*PROBLEM TO SOLVE*
Omit every picture while you reproduce the entries that follow word for word.

-*-

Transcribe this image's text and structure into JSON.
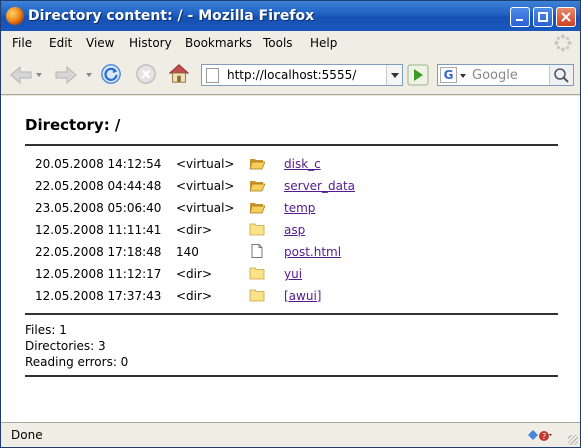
{
  "window": {
    "title": "Directory content: / - Mozilla Firefox",
    "accent": "#1f5fc1"
  },
  "menu": [
    "File",
    "Edit",
    "View",
    "History",
    "Bookmarks",
    "Tools",
    "Help"
  ],
  "toolbar": {
    "icons": [
      "back-arrow-icon",
      "forward-arrow-icon",
      "reload-icon",
      "stop-icon",
      "home-icon",
      "go-icon"
    ],
    "url": "http://localhost:5555/",
    "search_engine_icon": "G",
    "search_placeholder": "Google"
  },
  "page": {
    "heading": "Directory: /",
    "entries": [
      {
        "date": "20.05.2008 14:12:54",
        "info": "<virtual>",
        "icon": "open-folder-icon",
        "name": "disk_c"
      },
      {
        "date": "22.05.2008 04:44:48",
        "info": "<virtual>",
        "icon": "open-folder-icon",
        "name": "server_data"
      },
      {
        "date": "23.05.2008 05:06:40",
        "info": "<virtual>",
        "icon": "open-folder-icon",
        "name": "temp"
      },
      {
        "date": "12.05.2008 11:11:41",
        "info": "<dir>",
        "icon": "folder-icon",
        "name": "asp"
      },
      {
        "date": "22.05.2008 17:18:48",
        "info": "140",
        "icon": "file-icon",
        "name": "post.html"
      },
      {
        "date": "12.05.2008 11:12:17",
        "info": "<dir>",
        "icon": "folder-icon",
        "name": "yui"
      },
      {
        "date": "12.05.2008 17:37:43",
        "info": "<dir>",
        "icon": "folder-icon",
        "name": "[awui]"
      }
    ],
    "summary": {
      "files": "Files: 1",
      "directories": "Directories: 3",
      "errors": "Reading errors: 0"
    },
    "link_color": "#551a8b"
  },
  "status": {
    "text": "Done"
  }
}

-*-

*ANSWER TO THIS PROBLEM*
Transcribe this image's text and structure into JSON.
{
  "window": {
    "title": "Directory content: / - Mozilla Firefox",
    "accent": "#1f5fc1"
  },
  "menu": [
    "File",
    "Edit",
    "View",
    "History",
    "Bookmarks",
    "Tools",
    "Help"
  ],
  "toolbar": {
    "icons": [
      "back-arrow-icon",
      "forward-arrow-icon",
      "reload-icon",
      "stop-icon",
      "home-icon",
      "go-icon"
    ],
    "url": "http://localhost:5555/",
    "search_engine_icon": "G",
    "search_placeholder": "Google"
  },
  "page": {
    "heading": "Directory: /",
    "entries": [
      {
        "date": "20.05.2008 14:12:54",
        "info": "<virtual>",
        "icon": "open-folder-icon",
        "name": "disk_c"
      },
      {
        "date": "22.05.2008 04:44:48",
        "info": "<virtual>",
        "icon": "open-folder-icon",
        "name": "server_data"
      },
      {
        "date": "23.05.2008 05:06:40",
        "info": "<virtual>",
        "icon": "open-folder-icon",
        "name": "temp"
      },
      {
        "date": "12.05.2008 11:11:41",
        "info": "<dir>",
        "icon": "folder-icon",
        "name": "asp"
      },
      {
        "date": "22.05.2008 17:18:48",
        "info": "140",
        "icon": "file-icon",
        "name": "post.html"
      },
      {
        "date": "12.05.2008 11:12:17",
        "info": "<dir>",
        "icon": "folder-icon",
        "name": "yui"
      },
      {
        "date": "12.05.2008 17:37:43",
        "info": "<dir>",
        "icon": "folder-icon",
        "name": "[awui]"
      }
    ],
    "summary": {
      "files": "Files: 1",
      "directories": "Directories: 3",
      "errors": "Reading errors: 0"
    },
    "link_color": "#551a8b"
  },
  "status": {
    "text": "Done"
  }
}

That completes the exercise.